(PROVIDED DATA)

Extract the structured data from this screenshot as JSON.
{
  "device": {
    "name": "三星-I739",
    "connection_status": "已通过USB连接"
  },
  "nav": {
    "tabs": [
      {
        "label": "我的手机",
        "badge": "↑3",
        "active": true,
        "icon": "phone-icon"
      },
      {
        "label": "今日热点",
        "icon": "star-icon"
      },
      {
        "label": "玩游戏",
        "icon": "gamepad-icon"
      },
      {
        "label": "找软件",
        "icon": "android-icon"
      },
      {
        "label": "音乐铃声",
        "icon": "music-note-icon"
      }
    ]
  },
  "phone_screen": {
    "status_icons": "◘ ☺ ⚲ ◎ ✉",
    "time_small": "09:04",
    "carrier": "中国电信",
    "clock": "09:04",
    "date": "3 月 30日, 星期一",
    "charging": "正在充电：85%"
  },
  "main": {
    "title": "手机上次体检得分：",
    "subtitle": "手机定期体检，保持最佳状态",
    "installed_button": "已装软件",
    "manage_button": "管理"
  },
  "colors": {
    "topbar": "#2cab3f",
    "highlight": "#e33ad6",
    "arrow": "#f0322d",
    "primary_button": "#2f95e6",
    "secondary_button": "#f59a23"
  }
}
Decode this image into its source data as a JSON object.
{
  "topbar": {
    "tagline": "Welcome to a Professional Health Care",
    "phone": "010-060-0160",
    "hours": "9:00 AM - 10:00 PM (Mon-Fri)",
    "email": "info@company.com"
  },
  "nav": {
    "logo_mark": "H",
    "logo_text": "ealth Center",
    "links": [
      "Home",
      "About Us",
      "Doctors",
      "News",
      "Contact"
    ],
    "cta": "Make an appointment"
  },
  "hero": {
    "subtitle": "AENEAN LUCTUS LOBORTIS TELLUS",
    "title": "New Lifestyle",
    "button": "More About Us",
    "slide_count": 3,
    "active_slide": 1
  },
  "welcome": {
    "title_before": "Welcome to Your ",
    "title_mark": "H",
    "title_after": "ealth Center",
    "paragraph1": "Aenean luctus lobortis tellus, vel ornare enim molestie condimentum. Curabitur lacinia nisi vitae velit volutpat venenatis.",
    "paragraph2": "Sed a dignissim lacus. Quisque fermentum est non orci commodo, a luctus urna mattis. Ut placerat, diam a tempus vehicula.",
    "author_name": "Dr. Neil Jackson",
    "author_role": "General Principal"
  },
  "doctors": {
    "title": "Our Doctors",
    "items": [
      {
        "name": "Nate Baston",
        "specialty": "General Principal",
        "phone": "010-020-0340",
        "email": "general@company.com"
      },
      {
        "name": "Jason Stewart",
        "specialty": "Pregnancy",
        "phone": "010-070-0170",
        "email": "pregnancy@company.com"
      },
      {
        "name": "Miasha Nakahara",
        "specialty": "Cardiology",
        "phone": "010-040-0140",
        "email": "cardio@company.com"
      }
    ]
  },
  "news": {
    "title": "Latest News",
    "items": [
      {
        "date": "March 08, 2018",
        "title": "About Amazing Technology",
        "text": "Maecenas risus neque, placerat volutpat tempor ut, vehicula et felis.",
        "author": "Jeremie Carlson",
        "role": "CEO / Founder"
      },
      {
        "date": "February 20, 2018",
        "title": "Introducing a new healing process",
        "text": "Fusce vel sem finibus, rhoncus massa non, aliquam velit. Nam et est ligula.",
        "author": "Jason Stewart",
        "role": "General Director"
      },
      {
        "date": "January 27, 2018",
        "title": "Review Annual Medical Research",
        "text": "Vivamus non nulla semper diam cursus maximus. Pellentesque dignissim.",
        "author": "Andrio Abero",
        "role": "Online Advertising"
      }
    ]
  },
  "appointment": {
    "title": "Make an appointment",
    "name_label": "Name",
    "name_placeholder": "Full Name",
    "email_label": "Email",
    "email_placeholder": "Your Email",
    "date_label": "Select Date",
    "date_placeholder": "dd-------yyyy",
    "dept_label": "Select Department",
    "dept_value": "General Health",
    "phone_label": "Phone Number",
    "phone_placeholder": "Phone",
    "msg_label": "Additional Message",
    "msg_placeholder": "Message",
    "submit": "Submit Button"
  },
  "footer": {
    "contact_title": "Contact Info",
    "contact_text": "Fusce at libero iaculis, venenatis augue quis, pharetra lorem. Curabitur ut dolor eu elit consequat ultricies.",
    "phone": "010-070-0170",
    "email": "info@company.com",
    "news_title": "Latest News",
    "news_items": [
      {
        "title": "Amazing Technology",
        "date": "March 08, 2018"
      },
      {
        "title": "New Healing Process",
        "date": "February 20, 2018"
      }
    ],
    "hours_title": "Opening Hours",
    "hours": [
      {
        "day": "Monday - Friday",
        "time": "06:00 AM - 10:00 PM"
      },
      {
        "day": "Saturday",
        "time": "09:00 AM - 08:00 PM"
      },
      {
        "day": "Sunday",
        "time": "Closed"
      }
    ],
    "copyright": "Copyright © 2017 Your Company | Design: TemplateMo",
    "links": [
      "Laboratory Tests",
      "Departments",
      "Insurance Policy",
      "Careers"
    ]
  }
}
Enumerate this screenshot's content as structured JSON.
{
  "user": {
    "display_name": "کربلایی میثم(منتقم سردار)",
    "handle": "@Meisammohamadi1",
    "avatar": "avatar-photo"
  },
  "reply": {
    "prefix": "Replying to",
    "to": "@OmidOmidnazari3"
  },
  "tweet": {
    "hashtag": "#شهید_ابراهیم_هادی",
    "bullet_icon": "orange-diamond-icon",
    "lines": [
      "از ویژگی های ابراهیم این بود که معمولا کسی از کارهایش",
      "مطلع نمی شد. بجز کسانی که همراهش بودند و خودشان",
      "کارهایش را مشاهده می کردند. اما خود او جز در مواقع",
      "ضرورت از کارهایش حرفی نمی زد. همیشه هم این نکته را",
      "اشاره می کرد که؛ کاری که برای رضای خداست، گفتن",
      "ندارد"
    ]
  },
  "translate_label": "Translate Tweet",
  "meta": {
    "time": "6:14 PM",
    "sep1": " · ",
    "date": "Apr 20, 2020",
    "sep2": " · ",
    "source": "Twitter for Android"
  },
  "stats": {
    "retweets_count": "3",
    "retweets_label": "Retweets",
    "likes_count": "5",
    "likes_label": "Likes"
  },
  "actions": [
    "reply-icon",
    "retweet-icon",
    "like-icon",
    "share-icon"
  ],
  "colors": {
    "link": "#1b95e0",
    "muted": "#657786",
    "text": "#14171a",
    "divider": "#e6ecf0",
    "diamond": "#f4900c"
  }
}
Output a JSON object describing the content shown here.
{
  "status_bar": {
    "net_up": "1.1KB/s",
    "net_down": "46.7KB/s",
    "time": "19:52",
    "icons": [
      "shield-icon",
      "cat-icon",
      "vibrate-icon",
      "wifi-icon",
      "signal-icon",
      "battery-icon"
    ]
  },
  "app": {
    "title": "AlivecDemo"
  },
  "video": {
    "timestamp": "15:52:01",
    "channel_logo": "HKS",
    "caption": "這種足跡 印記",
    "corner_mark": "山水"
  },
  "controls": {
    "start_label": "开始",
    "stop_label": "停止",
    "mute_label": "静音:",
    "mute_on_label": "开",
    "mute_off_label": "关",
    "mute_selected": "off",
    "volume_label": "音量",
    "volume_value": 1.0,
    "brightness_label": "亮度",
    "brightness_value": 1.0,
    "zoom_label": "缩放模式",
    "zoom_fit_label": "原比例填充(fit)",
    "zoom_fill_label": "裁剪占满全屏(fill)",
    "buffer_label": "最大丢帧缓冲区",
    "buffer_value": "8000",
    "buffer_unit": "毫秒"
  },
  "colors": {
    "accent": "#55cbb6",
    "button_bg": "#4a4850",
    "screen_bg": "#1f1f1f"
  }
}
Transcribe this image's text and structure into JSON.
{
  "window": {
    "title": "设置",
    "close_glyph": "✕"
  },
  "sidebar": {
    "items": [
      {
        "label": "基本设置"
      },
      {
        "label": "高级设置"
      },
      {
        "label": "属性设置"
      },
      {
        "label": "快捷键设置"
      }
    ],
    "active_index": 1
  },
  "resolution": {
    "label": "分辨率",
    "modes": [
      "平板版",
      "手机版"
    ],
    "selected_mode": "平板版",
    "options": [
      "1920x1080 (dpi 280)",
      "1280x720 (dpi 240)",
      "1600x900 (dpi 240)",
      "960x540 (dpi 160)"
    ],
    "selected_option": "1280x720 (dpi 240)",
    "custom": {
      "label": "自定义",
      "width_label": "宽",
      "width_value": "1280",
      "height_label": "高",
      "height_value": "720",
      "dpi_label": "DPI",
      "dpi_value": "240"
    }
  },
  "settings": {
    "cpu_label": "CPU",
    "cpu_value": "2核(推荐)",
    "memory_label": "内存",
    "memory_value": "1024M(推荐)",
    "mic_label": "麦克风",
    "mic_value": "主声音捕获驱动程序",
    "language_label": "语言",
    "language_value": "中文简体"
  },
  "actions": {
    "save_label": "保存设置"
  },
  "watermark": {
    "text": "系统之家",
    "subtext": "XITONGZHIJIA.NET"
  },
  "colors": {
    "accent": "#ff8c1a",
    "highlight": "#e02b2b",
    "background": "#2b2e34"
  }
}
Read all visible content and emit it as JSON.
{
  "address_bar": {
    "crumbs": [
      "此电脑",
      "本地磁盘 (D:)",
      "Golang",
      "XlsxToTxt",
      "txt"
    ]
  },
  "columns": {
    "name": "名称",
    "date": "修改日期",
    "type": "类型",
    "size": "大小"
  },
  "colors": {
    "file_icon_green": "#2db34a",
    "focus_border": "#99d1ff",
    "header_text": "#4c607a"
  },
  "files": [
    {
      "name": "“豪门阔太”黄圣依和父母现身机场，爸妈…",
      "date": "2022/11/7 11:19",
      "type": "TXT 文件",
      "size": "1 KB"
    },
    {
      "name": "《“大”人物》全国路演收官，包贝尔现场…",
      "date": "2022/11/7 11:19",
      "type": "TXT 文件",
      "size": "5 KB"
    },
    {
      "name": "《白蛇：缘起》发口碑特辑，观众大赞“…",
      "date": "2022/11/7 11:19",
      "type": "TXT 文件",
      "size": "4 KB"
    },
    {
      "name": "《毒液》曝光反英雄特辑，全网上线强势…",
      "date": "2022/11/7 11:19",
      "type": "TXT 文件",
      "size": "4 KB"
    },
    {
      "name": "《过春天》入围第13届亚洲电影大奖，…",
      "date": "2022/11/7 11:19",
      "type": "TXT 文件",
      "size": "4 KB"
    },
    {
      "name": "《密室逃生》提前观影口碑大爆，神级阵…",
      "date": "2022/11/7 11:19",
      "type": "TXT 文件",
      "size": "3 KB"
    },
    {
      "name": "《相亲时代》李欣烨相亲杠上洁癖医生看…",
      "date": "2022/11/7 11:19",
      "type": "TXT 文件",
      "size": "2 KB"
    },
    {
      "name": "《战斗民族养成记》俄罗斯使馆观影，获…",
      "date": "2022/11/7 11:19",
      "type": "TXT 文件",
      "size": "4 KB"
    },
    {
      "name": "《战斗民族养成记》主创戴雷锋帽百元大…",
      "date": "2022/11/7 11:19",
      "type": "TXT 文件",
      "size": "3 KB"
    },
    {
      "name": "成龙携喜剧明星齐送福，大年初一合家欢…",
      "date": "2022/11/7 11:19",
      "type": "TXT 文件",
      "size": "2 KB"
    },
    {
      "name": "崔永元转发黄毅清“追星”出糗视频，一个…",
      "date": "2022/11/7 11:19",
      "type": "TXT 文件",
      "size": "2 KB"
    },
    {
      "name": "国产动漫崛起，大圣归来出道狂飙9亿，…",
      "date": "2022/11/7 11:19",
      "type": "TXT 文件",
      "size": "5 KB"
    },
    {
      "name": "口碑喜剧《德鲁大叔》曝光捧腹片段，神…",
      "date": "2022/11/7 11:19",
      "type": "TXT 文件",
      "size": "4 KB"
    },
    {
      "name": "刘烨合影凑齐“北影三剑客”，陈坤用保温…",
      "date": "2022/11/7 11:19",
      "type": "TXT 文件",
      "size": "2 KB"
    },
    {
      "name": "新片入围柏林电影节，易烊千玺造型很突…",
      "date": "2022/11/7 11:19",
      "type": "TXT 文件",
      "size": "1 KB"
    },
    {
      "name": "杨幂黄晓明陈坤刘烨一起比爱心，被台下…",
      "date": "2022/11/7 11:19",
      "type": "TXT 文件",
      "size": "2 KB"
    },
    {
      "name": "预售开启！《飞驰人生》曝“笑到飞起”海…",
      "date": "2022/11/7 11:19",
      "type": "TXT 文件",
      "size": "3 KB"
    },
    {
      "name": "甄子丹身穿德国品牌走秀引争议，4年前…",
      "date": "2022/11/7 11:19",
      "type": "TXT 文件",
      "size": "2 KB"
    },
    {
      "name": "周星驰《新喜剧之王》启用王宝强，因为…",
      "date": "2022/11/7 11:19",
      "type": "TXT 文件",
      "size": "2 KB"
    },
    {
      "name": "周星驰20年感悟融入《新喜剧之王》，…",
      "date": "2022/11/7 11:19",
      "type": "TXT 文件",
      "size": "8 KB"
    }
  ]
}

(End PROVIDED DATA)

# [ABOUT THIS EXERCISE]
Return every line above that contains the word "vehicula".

# [WRITTEN RESPONSE]
    "paragraph2": "Sed a dignissim lacus. Quisque fermentum est non orci commodo, a luctus urna mattis. Ut placerat, diam a tempus vehicula.",
        "text": "Maecenas risus neque, placerat volutpat tempor ut, vehicula et felis.",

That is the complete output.